Epidemiology of Monoclonal B-Cell Lymphocytosis Study

Monoclonal B-cell lymphocytosis (MBL) is considered a precursor lesion of chronic lymphocytic leukemia (CLL). This precursor lesion involves an abnormality of lymphocytes that may increase the risk of developing a blood or lymph node cancer.

Family history

People with a family history of chronic lymphocytic leukemia are about eight times more likely to develop CLL than are people without a family history of CLL. In addition, people with a family history of CLL are also more likely to have MBL. For example, monoclonal B-cell lymphocytosis appears in almost 18% of people who have two or more relatives with CLL or a similar blood disorder. Research suggests that there's a strong connection between CLL, MBL and having a family history of CLL or other type of blood and lymph node cancer.

About the study

The purpose of this study is to investigate the potential connections between monoclonal B-cell lymphocytosis and blood and lymph node disorders, including CLL, in people with MBL. To do this, our research team is collecting blood samples from participants at several time points during the length of the study. This process allows us to evaluate the change in MBL characteristics over time, along with genetics related to MBL.

Participation in the study includes:

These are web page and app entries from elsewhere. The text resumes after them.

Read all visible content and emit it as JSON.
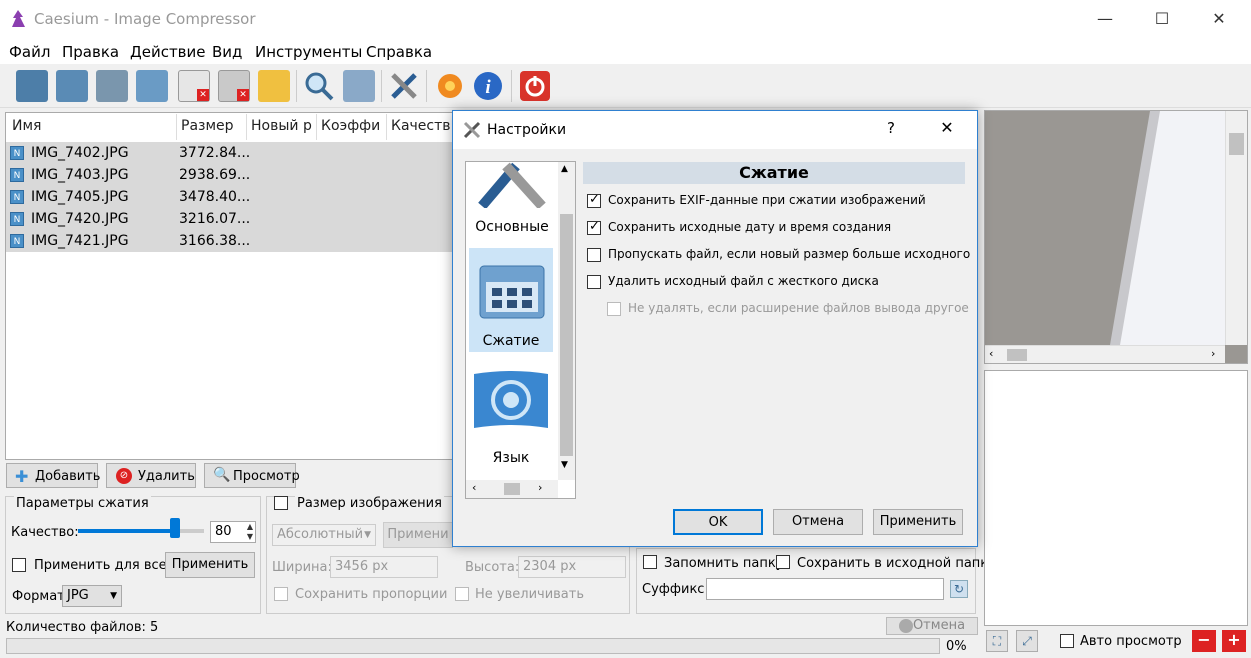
{
  "window": {
    "title": "Caesium - Image Compressor",
    "minimize": "—",
    "maximize": "☐",
    "close": "✕"
  },
  "menu": [
    "Файл",
    "Правка",
    "Действие",
    "Вид",
    "Инструменты",
    "Справка"
  ],
  "toolbar_icons": [
    "open-files-icon",
    "open-folder-icon",
    "save-icon",
    "load-list-icon",
    "remove-icon",
    "clear-list-icon",
    "clean-icon",
    "search-icon",
    "preview-settings-icon",
    "tools-icon",
    "compress-icon",
    "info-icon",
    "power-icon"
  ],
  "file_list": {
    "columns": [
      "Имя",
      "Размер",
      "Новый р",
      "Коэффи",
      "Качеств"
    ],
    "rows": [
      {
        "name": "IMG_7402.JPG",
        "size": "3772.84..."
      },
      {
        "name": "IMG_7403.JPG",
        "size": "2938.69..."
      },
      {
        "name": "IMG_7405.JPG",
        "size": "3478.40..."
      },
      {
        "name": "IMG_7420.JPG",
        "size": "3216.07..."
      },
      {
        "name": "IMG_7421.JPG",
        "size": "3166.38..."
      }
    ]
  },
  "list_buttons": {
    "add": "Добавить",
    "remove": "Удалить",
    "preview": "Просмотр"
  },
  "compression_params": {
    "title": "Параметры сжатия",
    "quality_label": "Качество:",
    "quality_value": "80",
    "apply_all_label": "Применить для всех",
    "apply_button": "Применить",
    "format_label": "Формат",
    "format_value": "JPG"
  },
  "resize": {
    "title": "Размер изображения",
    "mode": "Абсолютный",
    "apply_button": "Примени",
    "width_label": "Ширина:",
    "width_value": "3456 px",
    "height_label": "Высота:",
    "height_value": "2304 px",
    "keep_ratio": "Сохранить пропорции",
    "no_enlarge": "Не увеличивать"
  },
  "output": {
    "remember_folder": "Запомнить папку",
    "save_in_source": "Сохранить в исходной папке",
    "suffix_label": "Суффикс:",
    "suffix_value": ""
  },
  "status": {
    "file_count": "Количество файлов: 5",
    "cancel": "Отмена",
    "progress": "0%"
  },
  "preview_controls": {
    "auto_preview": "Авто просмотр"
  },
  "dialog": {
    "title": "Настройки",
    "help": "?",
    "close": "✕",
    "nav": [
      {
        "label": "Основные",
        "icon": "general-settings-icon"
      },
      {
        "label": "Сжатие",
        "icon": "compression-icon"
      },
      {
        "label": "Язык",
        "icon": "language-icon"
      }
    ],
    "section_title": "Сжатие",
    "options": [
      {
        "label": "Сохранить EXIF-данные при сжатии изображений",
        "checked": true,
        "enabled": true
      },
      {
        "label": "Сохранить исходные дату и время создания",
        "checked": true,
        "enabled": true
      },
      {
        "label": "Пропускать файл, если новый размер больше исходного",
        "checked": false,
        "enabled": true
      },
      {
        "label": "Удалить исходный файл с жесткого диска",
        "checked": false,
        "enabled": true
      },
      {
        "label": "Не удалять, если расширение файлов вывода другое",
        "checked": false,
        "enabled": false
      }
    ],
    "ok": "OK",
    "cancel": "Отмена",
    "apply": "Применить"
  },
  "colors": {
    "accent": "#0078d7",
    "dialog_border": "#2f80d0",
    "section_bg": "#d4dde6"
  }
}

  • Completing a questionnaire about lifestyle factors, personal medical history and demographic information.
  • Donating a small amount of blood, about 4 tablespoons (59 ml). For convenience, our lab can send a kit that you can take to your local clinic or health care provider for the blood draw. The blood draw can also be done at Mayo Clinic if preferred.
  • Donating a sample of saliva. A kit is mailed to you with all the items to collect the sample.
  • Providing permission with written informed consent to access, for research purposes only, any medical records related to care for blood or lymph node cancer or related conditions.
  • Updating information and samples. Every three years, we contact study participants for a new blood sample and to complete a short questionnaire.